Task details |
Read the entries that follow and give each one again precisely.

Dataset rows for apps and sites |
##############################

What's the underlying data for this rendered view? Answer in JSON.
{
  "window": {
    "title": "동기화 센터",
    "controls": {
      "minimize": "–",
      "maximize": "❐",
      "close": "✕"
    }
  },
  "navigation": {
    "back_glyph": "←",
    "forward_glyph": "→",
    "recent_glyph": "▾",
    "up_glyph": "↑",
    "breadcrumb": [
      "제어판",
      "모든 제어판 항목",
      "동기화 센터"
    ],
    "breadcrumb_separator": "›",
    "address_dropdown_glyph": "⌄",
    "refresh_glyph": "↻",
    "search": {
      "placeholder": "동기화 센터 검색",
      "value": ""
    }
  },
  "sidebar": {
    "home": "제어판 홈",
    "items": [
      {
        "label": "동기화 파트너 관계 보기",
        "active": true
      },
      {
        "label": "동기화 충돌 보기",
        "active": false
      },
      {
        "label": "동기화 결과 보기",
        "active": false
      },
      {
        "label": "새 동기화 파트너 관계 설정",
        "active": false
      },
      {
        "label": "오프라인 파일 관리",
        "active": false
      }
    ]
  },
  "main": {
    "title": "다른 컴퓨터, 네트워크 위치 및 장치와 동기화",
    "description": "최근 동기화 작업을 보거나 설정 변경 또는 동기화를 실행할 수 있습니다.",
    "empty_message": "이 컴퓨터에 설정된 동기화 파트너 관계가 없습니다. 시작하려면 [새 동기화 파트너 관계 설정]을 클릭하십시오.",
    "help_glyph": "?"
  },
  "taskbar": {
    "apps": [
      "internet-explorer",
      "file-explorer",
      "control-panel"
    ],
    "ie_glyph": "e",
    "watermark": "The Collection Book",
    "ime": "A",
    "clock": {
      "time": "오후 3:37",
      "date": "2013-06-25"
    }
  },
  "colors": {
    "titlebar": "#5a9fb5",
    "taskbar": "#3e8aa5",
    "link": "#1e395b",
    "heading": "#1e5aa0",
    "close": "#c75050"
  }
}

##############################

The completed task |
What's the underlying data for this rendered view? Answer in JSON.
{
  "window": {
    "title": "동기화 센터",
    "controls": {
      "minimize": "–",
      "maximize": "❐",
      "close": "✕"
    }
  },
  "navigation": {
    "back_glyph": "←",
    "forward_glyph": "→",
    "recent_glyph": "▾",
    "up_glyph": "↑",
    "breadcrumb": [
      "제어판",
      "모든 제어판 항목",
      "동기화 센터"
    ],
    "breadcrumb_separator": "›",
    "address_dropdown_glyph": "⌄",
    "refresh_glyph": "↻",
    "search": {
      "placeholder": "동기화 센터 검색",
      "value": ""
    }
  },
  "sidebar": {
    "home": "제어판 홈",
    "items": [
      {
        "label": "동기화 파트너 관계 보기",
        "active": true
      },
      {
        "label": "동기화 충돌 보기",
        "active": false
      },
      {
        "label": "동기화 결과 보기",
        "active": false
      },
      {
        "label": "새 동기화 파트너 관계 설정",
        "active": false
      },
      {
        "label": "오프라인 파일 관리",
        "active": false
      }
    ]
  },
  "main": {
    "title": "다른 컴퓨터, 네트워크 위치 및 장치와 동기화",
    "description": "최근 동기화 작업을 보거나 설정 변경 또는 동기화를 실행할 수 있습니다.",
    "empty_message": "이 컴퓨터에 설정된 동기화 파트너 관계가 없습니다. 시작하려면 [새 동기화 파트너 관계 설정]을 클릭하십시오.",
    "help_glyph": "?"
  },
  "taskbar": {
    "apps": [
      "internet-explorer",
      "file-explorer",
      "control-panel"
    ],
    "ie_glyph": "e",
    "watermark": "The Collection Book",
    "ime": "A",
    "clock": {
      "time": "오후 3:37",
      "date": "2013-06-25"
    }
  },
  "colors": {
    "titlebar": "#5a9fb5",
    "taskbar": "#3e8aa5",
    "link": "#1e395b",
    "heading": "#1e5aa0",
    "close": "#c75050"
  }
}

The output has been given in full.